The MSI GTX780 Lightning 3GB ships in a huge box, featuring a 3D render of a military style aircraft. The box artwork is dramatic and eye catching which is exactly what MSI want.
Inside is a heavy duty cardboard box featuring the card and a tray underneath which houses the certificate, literature, Sli bridge, DVI video and PCIe power adapters and software disc.
MSI also include a VRM heatsink for watercooling or liquid nitrogen overclocking. Most people are unlikely to touch this, but it is a lovely addition for the hard core overclocking audience. To further facilitate the overclocking audience, MSI include 3 voltage measurement cables.
This is a very heavy graphics card, immediately noticeable when you lift it out of the box. It is built on a black PCB and the center fan in front is yellow – a complete contrast against the two black fans sandwiching it.
This card actually takes slightly more than 2 slots in a system, due to the cooler extension above the slot cover. The GPU reactor slightly increases the thickness of the card.
There is special software included on the disc which allows the end user to tweak fan settings for each of the three fans. In this way you can tune the noise levels against cooling proficiency – especially useful if you want to manually overclock the core further. We look at this in more detail later in the review.
The two outer fans are 90mm models, and the central fan is an 80mm model. They use Propeller Blade Technology to improve airflow.
There are three positions on this side of the card to attach the voltage measure cables. Due to the complex fan configuration options, there are multiple fan headers built into this custom PCB.
The card takes power from two 8 pin PCIe connectors, as shown above.
The GTX780 is Sli capable in 2 and 3 way configurations.
The card has two DVI ports, a single DisplayPort and a single HDMI port. All outputs can be used simultaneously, so triple monitor gaming is possible with only one card. HDMI is supported by audio, it is HDMI 1.4a compatible.
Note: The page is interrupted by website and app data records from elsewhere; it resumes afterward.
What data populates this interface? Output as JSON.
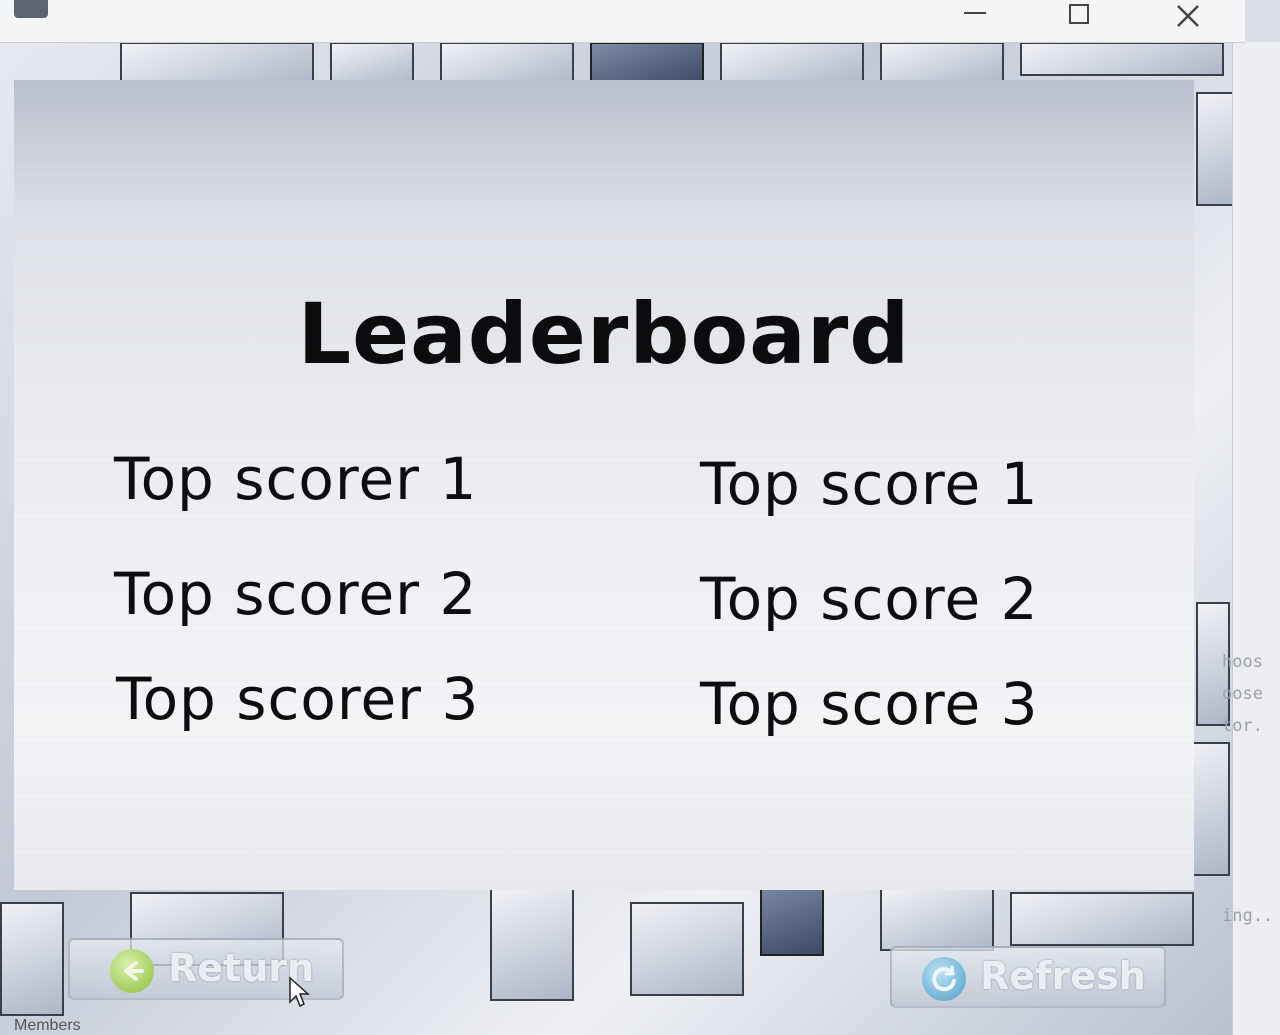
{
  "window": {
    "minimize_icon": "minimize-icon",
    "maximize_icon": "maximize-icon",
    "close_icon": "close-icon"
  },
  "leaderboard": {
    "title": "Leaderboard",
    "rows": [
      {
        "scorer": "Top scorer 1",
        "score": "Top score 1"
      },
      {
        "scorer": "Top scorer 2",
        "score": "Top score 2"
      },
      {
        "scorer": "Top scorer 3",
        "score": "Top score 3"
      }
    ]
  },
  "buttons": {
    "return_label": "Return",
    "return_icon": "back-arrow-icon",
    "refresh_label": "Refresh",
    "refresh_icon": "refresh-icon"
  },
  "background_window": {
    "side_texts": [
      "hoos",
      "oose",
      "tor.",
      "ing.."
    ],
    "footer_text": "Members"
  },
  "colors": {
    "title_text": "#0c0c0e",
    "return_icon": "#8dbf3f",
    "refresh_icon": "#4c9cc8"
  }
}
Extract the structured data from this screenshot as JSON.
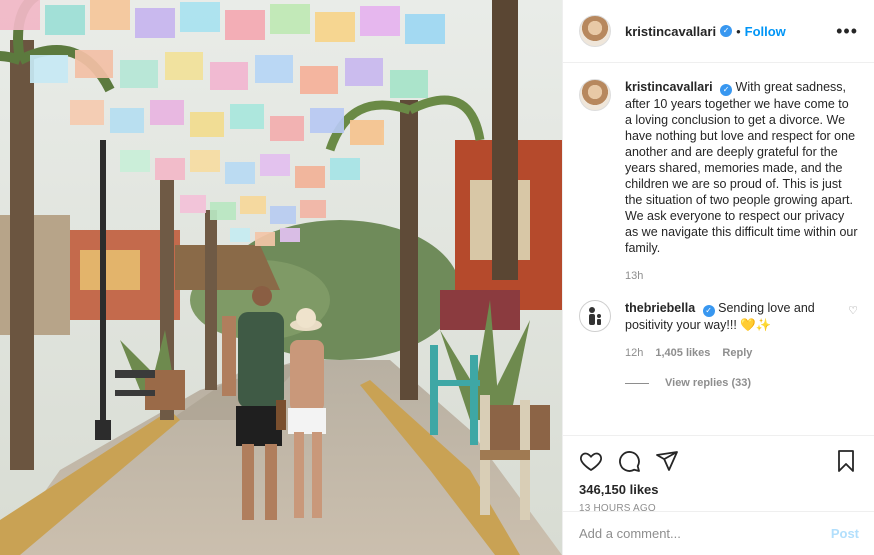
{
  "post": {
    "username": "kristincavallari",
    "verified_icon": "verified-badge-icon",
    "follow_label": "Follow",
    "separator": "•",
    "more_label": "•••"
  },
  "caption": {
    "username": "kristincavallari",
    "text": "With great sadness, after 10 years together we have come to a loving conclusion to get a divorce. We have nothing but love and respect for one another and are deeply grateful for the years shared, memories made, and the children we are so proud of. This is just the situation of two people growing apart. We ask everyone to respect our privacy as we navigate this difficult time within our family.",
    "age": "13h"
  },
  "comment": {
    "username": "thebriebella",
    "text": "Sending love and positivity your way!!! 💛✨",
    "age": "12h",
    "likes": "1,405 likes",
    "reply_label": "Reply",
    "view_replies": "View replies (33)"
  },
  "actions": {
    "likes_count": "346,150 likes",
    "timestamp": "13 HOURS AGO"
  },
  "add_comment": {
    "placeholder": "Add a comment...",
    "post_label": "Post",
    "post_color": "#b2dffc"
  },
  "colors": {
    "accent": "#0095f6",
    "verified": "#3897f0",
    "muted": "#8e8e8e"
  }
}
This isn’t the first time we have seen the MSI GPU Reactor and it basically provides additional filtering for the GPU voltage to enhance overclocking potential and stability of the board under load.
The MSI GTX780 Lightning ships with a backplate on the rear of the PCB. This not only protects the card from accident damage but helps to eliminate heat generated by PWM. It is quite straightforward to remove, although you need to make sure the GPU Reactor is already safely out of the way.
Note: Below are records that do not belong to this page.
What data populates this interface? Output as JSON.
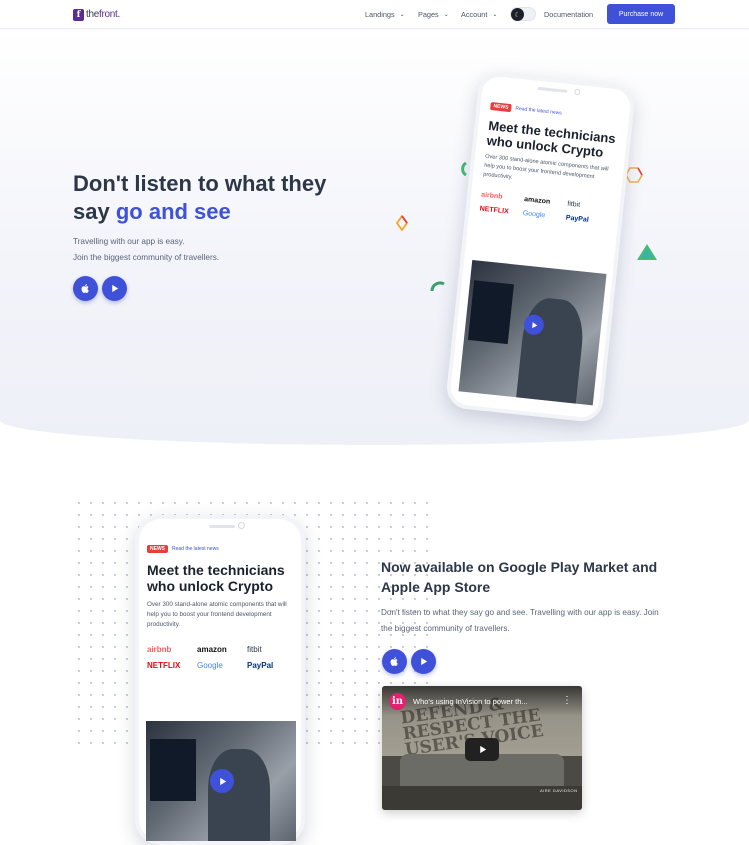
{
  "nav": {
    "logo_prefix": "the",
    "logo_suffix": "front.",
    "logo_mark": "f",
    "items": [
      {
        "label": "Landings",
        "icon": "chevron-down-icon"
      },
      {
        "label": "Pages",
        "icon": "chevron-down-icon"
      },
      {
        "label": "Account",
        "icon": "chevron-down-icon"
      }
    ],
    "theme_toggle_icon": "moon-icon",
    "documentation": "Documentation",
    "purchase": "Purchase now"
  },
  "hero": {
    "title_part1": "Don't listen to what they say",
    "title_accent": "go and see",
    "subtitle_line1": "Travelling with our app is easy.",
    "subtitle_line2": "Join the biggest community of travellers.",
    "buttons": [
      {
        "icon": "apple-icon"
      },
      {
        "icon": "play-icon"
      }
    ]
  },
  "phone_mock": {
    "badge": "NEWS",
    "link": "Read the latest news",
    "title": "Meet the technicians who unlock Crypto",
    "text": "Over 300 stand-alone atomic components that will help you to boost your frontend development productivity.",
    "brands": [
      "airbnb",
      "amazon",
      "fitbit",
      "NETFLIX",
      "Google",
      "PayPal"
    ]
  },
  "section2": {
    "title": "Now available on Google Play Market and Apple App Store",
    "text": "Don't listen to what they say go and see. Travelling with our app is easy. Join the biggest community of travellers.",
    "buttons": [
      {
        "icon": "apple-icon"
      },
      {
        "icon": "play-icon"
      }
    ]
  },
  "video": {
    "channel_initial": "in",
    "title": "Who's using InVision to power th...",
    "caption": "AIRE DAVIDSON",
    "wall_text": "DEFEND & RESPECT THE USER'S VOICE"
  },
  "colors": {
    "primary": "#3f51d8",
    "heading": "#2d3748",
    "news": "#e53e3e"
  }
}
This is a very impressive cooler. The base is Nickel plated copper – the best you can get right now. There are 7 x 8mm heatpipes which run level along the full length of the cooler into the rows of aluminum fins on either side.
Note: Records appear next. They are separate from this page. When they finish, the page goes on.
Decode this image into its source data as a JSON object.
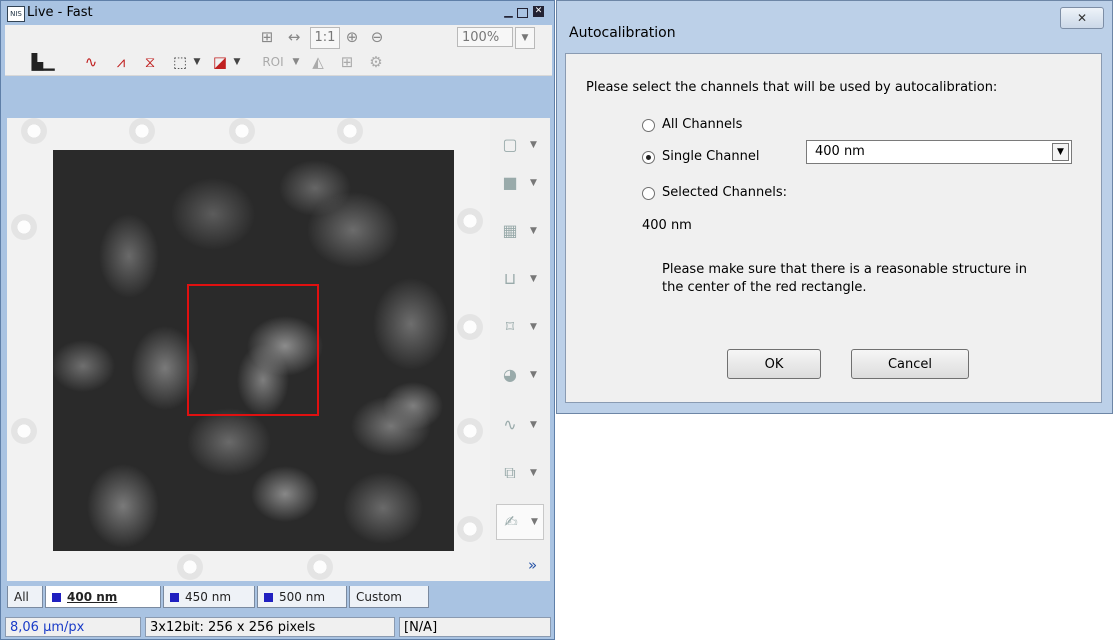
{
  "live_window": {
    "title": "Live - Fast",
    "toolbar": {
      "ratio_label": "1:1",
      "zoom_value": "100%"
    },
    "tabs": [
      {
        "label": "All",
        "has_swatch": false
      },
      {
        "label": "400 nm",
        "has_swatch": true,
        "active": true
      },
      {
        "label": "450 nm",
        "has_swatch": true
      },
      {
        "label": "500 nm",
        "has_swatch": true
      },
      {
        "label": "Custom",
        "has_swatch": false
      }
    ],
    "status": {
      "scale": "8,06 µm/px",
      "format": "3x12bit: 256 x 256 pixels",
      "extra": "[N/A]"
    },
    "more_glyph": "»"
  },
  "dialog": {
    "title": "Autocalibration",
    "instruction": "Please select the channels that will be used by autocalibration:",
    "options": {
      "all_channels": "All Channels",
      "single_channel": "Single Channel",
      "selected_channels": "Selected Channels:"
    },
    "selected_option": "single_channel",
    "channel_select_value": "400 nm",
    "selected_channels_value": "400 nm",
    "note_line1": "Please make sure that there is a reasonable structure in",
    "note_line2": "the center of the red rectangle.",
    "ok_label": "OK",
    "cancel_label": "Cancel"
  },
  "colors": {
    "roi": "#e01010",
    "channel_swatch": "#2020c0",
    "status_scale": "#1a3cc8"
  }
}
As we can see, the GTX780 Lightning is a completely proprietary design with a very sophisticated 20 (16+3+1) power delivery system. This card multiplexes the signal from the PWM and receives two sets of feedback. There is also a LN2 mode switch which increases the Core power Limit from 200W to 900W, and the 240A current limit to 800A. It is important not to touch this unless you are actually using liquid nitrogen.
The MSI GTX GTX780 Lightning Edition is heavily overclocked from 863mhz core to 980mhz core, with a turbo speed of 1033mhz+. The GK110 core is built on a 28nm process. The 3GB of GDDR5 memory is running at the reference speeds of 1,502mhz (6Gbps effective) and is connected via a wide 384 bit memory interface. It has 2,304 CUDA cores, 48 ROPs and 192 TMU’s.